### About this task
What is needed is a verbatim copy of every record below, with the pictures left out.

[Data excerpts]
§
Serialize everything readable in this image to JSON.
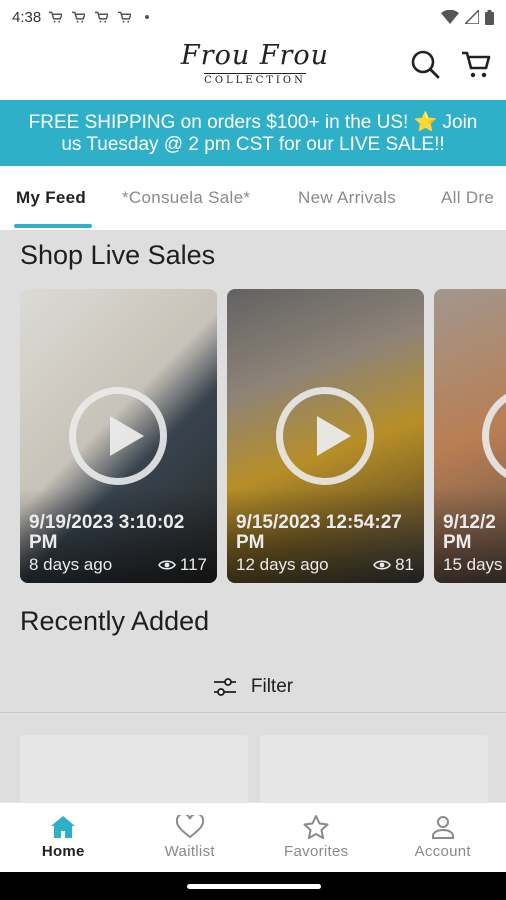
{
  "status_bar": {
    "time": "4:38"
  },
  "header": {
    "logo_script": "Frou Frou",
    "logo_sub": "COLLECTION"
  },
  "banner": {
    "line1": "FREE SHIPPING on orders $100+ in the US! ⭐ Join",
    "line2": "us Tuesday @ 2 pm CST for our LIVE SALE!!"
  },
  "tabs": [
    {
      "label": "My Feed"
    },
    {
      "label": "*Consuela Sale*"
    },
    {
      "label": "New Arrivals"
    },
    {
      "label": "All Dre"
    }
  ],
  "live_sales": {
    "title": "Shop Live Sales",
    "videos": [
      {
        "date": "9/19/2023 3:10:02 PM",
        "ago": "8 days ago",
        "views": "117"
      },
      {
        "date": "9/15/2023 12:54:27 PM",
        "ago": "12 days ago",
        "views": "81"
      },
      {
        "date": "9/12/2 PM",
        "ago": "15 days"
      }
    ]
  },
  "recently_added": {
    "title": "Recently Added",
    "filter_label": "Filter"
  },
  "bottom_nav": [
    {
      "label": "Home",
      "icon": "home-icon"
    },
    {
      "label": "Waitlist",
      "icon": "heart-icon"
    },
    {
      "label": "Favorites",
      "icon": "star-icon"
    },
    {
      "label": "Account",
      "icon": "person-icon"
    }
  ],
  "colors": {
    "accent": "#2fb0c9",
    "banner_bg": "#2fb0c9"
  }
}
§
### Expected answer
Serialize everything readable in this image to JSON.
{
  "status_bar": {
    "time": "4:38"
  },
  "header": {
    "logo_script": "Frou Frou",
    "logo_sub": "COLLECTION"
  },
  "banner": {
    "line1": "FREE SHIPPING on orders $100+ in the US! ⭐ Join",
    "line2": "us Tuesday @ 2 pm CST for our LIVE SALE!!"
  },
  "tabs": [
    {
      "label": "My Feed"
    },
    {
      "label": "*Consuela Sale*"
    },
    {
      "label": "New Arrivals"
    },
    {
      "label": "All Dre"
    }
  ],
  "live_sales": {
    "title": "Shop Live Sales",
    "videos": [
      {
        "date": "9/19/2023 3:10:02 PM",
        "ago": "8 days ago",
        "views": "117"
      },
      {
        "date": "9/15/2023 12:54:27 PM",
        "ago": "12 days ago",
        "views": "81"
      },
      {
        "date": "9/12/2 PM",
        "ago": "15 days"
      }
    ]
  },
  "recently_added": {
    "title": "Recently Added",
    "filter_label": "Filter"
  },
  "bottom_nav": [
    {
      "label": "Home",
      "icon": "home-icon"
    },
    {
      "label": "Waitlist",
      "icon": "heart-icon"
    },
    {
      "label": "Favorites",
      "icon": "star-icon"
    },
    {
      "label": "Account",
      "icon": "person-icon"
    }
  ],
  "colors": {
    "accent": "#2fb0c9",
    "banner_bg": "#2fb0c9"
  }
}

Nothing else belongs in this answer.